------ Record set ------

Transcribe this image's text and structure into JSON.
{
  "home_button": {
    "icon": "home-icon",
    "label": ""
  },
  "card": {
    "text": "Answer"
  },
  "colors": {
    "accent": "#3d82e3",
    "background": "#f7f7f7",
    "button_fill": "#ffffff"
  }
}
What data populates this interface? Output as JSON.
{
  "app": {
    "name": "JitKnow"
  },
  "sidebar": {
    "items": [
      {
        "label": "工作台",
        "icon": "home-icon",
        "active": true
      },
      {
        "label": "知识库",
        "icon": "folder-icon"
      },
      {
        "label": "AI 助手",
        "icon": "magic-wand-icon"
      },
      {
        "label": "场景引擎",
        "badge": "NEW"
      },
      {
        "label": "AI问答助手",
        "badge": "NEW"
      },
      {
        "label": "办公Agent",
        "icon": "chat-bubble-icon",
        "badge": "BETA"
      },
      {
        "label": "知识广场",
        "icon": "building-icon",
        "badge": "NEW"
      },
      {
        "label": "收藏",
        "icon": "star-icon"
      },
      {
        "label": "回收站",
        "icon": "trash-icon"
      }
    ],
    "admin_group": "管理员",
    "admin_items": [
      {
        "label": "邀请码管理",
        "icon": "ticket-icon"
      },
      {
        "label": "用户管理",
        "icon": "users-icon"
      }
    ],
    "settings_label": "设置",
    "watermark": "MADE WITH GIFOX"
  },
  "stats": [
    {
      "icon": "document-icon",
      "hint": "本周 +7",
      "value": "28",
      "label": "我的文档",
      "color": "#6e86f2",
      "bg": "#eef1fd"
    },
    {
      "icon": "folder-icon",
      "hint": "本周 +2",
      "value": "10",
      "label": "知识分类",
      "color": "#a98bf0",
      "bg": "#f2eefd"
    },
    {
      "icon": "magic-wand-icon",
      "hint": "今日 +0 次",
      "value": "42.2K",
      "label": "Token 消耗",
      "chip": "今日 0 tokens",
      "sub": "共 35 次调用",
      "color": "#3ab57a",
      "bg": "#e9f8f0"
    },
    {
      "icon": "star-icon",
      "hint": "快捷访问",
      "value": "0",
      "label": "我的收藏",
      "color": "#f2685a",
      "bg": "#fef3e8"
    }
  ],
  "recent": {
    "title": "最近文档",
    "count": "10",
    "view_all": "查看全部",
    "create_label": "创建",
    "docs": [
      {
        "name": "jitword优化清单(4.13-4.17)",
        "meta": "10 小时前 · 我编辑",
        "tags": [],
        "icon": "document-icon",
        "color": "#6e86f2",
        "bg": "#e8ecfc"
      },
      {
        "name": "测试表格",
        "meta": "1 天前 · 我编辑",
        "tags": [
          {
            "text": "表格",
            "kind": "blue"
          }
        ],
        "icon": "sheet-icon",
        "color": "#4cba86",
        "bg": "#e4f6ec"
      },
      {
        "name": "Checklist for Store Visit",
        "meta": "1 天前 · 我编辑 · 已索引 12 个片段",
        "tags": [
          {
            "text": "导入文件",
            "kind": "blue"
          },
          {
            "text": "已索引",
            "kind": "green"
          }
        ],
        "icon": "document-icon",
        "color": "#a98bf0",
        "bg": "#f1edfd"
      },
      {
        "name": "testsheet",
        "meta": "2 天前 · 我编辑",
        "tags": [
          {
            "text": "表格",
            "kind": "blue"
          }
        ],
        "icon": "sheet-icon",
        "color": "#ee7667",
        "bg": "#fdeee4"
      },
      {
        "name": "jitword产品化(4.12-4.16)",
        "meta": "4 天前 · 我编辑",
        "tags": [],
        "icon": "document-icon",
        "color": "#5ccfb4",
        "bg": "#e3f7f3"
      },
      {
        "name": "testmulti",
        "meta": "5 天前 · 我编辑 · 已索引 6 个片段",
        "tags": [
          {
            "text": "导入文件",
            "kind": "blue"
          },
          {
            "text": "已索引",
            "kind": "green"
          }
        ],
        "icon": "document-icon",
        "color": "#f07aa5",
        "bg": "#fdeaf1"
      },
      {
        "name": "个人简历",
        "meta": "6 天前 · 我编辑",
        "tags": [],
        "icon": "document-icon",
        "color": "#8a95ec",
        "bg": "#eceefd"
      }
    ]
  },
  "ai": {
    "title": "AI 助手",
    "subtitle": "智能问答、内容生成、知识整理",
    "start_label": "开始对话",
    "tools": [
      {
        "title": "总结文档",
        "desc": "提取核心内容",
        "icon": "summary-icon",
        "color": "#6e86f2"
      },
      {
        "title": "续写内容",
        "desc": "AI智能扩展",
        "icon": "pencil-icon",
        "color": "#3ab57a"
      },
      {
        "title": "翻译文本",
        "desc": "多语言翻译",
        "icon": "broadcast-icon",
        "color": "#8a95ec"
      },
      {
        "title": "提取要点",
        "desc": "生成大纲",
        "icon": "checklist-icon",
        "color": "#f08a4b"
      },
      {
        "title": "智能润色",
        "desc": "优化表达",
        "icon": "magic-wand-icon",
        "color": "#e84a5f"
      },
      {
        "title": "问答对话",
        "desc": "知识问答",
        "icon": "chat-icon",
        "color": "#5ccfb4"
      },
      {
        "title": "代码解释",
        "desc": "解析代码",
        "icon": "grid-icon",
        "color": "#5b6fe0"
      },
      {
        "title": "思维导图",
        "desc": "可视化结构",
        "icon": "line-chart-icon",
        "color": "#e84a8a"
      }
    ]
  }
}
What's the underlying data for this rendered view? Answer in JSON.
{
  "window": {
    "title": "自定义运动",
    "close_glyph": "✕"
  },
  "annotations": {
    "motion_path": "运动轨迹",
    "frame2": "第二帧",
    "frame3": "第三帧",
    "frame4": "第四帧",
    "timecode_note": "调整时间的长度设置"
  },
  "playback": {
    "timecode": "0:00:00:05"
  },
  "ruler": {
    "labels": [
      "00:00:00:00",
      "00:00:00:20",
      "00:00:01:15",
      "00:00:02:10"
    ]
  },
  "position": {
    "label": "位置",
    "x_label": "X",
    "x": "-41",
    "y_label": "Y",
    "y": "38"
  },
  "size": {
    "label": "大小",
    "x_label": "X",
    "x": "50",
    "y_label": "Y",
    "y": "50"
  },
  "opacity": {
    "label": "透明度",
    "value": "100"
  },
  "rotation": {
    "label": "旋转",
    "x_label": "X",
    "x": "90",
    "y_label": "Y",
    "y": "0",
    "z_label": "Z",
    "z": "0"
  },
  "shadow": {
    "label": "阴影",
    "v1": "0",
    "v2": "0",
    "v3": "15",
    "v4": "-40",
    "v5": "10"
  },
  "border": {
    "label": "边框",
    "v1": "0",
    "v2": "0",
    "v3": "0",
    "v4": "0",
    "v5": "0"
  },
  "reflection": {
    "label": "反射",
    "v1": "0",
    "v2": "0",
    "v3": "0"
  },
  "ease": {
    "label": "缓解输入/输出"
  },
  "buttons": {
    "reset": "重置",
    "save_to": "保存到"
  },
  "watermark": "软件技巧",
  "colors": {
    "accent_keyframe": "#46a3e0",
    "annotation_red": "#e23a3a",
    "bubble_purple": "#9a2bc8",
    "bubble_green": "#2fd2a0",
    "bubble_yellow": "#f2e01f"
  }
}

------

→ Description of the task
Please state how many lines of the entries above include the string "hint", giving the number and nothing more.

→ Expected output
4